#### Problem to work on:
Please repeat the entire listing verbatim and keep the pictures out.
Data extract START
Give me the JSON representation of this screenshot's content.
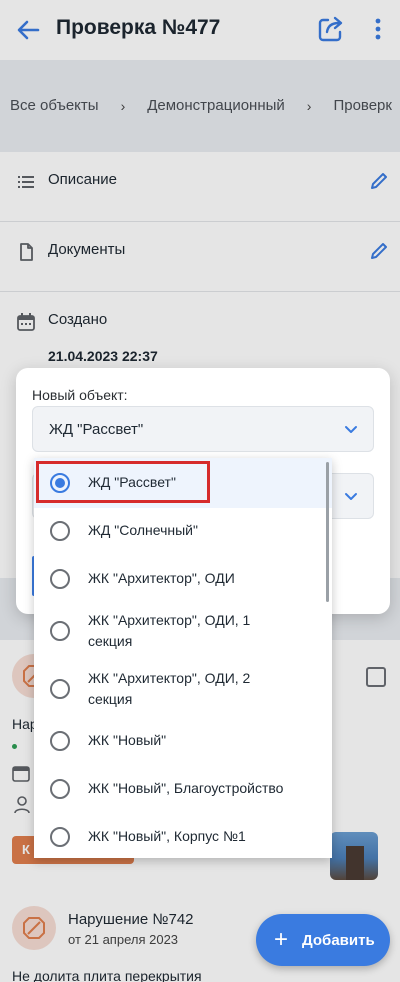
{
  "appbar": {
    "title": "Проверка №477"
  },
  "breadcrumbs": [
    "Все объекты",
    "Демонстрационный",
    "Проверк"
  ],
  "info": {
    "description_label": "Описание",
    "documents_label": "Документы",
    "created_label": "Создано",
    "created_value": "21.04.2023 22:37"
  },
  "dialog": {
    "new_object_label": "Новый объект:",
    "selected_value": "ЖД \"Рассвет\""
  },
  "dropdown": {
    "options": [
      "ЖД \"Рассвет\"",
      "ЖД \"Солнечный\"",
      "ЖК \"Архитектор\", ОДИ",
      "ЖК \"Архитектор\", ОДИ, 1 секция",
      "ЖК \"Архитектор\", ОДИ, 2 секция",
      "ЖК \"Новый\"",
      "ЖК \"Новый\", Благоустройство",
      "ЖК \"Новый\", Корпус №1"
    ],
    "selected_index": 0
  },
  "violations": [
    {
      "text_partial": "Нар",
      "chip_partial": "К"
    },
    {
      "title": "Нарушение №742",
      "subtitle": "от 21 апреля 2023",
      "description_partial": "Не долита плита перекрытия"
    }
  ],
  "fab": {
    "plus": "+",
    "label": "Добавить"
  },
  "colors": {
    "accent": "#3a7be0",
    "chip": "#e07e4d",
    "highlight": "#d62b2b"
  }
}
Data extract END
#### Answer to the exercise:
Give me the JSON representation of this screenshot's content.
{
  "appbar": {
    "title": "Проверка №477"
  },
  "breadcrumbs": [
    "Все объекты",
    "Демонстрационный",
    "Проверк"
  ],
  "info": {
    "description_label": "Описание",
    "documents_label": "Документы",
    "created_label": "Создано",
    "created_value": "21.04.2023 22:37"
  },
  "dialog": {
    "new_object_label": "Новый объект:",
    "selected_value": "ЖД \"Рассвет\""
  },
  "dropdown": {
    "options": [
      "ЖД \"Рассвет\"",
      "ЖД \"Солнечный\"",
      "ЖК \"Архитектор\", ОДИ",
      "ЖК \"Архитектор\", ОДИ, 1 секция",
      "ЖК \"Архитектор\", ОДИ, 2 секция",
      "ЖК \"Новый\"",
      "ЖК \"Новый\", Благоустройство",
      "ЖК \"Новый\", Корпус №1"
    ],
    "selected_index": 0
  },
  "violations": [
    {
      "text_partial": "Нар",
      "chip_partial": "К"
    },
    {
      "title": "Нарушение №742",
      "subtitle": "от 21 апреля 2023",
      "description_partial": "Не долита плита перекрытия"
    }
  ],
  "fab": {
    "plus": "+",
    "label": "Добавить"
  },
  "colors": {
    "accent": "#3a7be0",
    "chip": "#e07e4d",
    "highlight": "#d62b2b"
  }
}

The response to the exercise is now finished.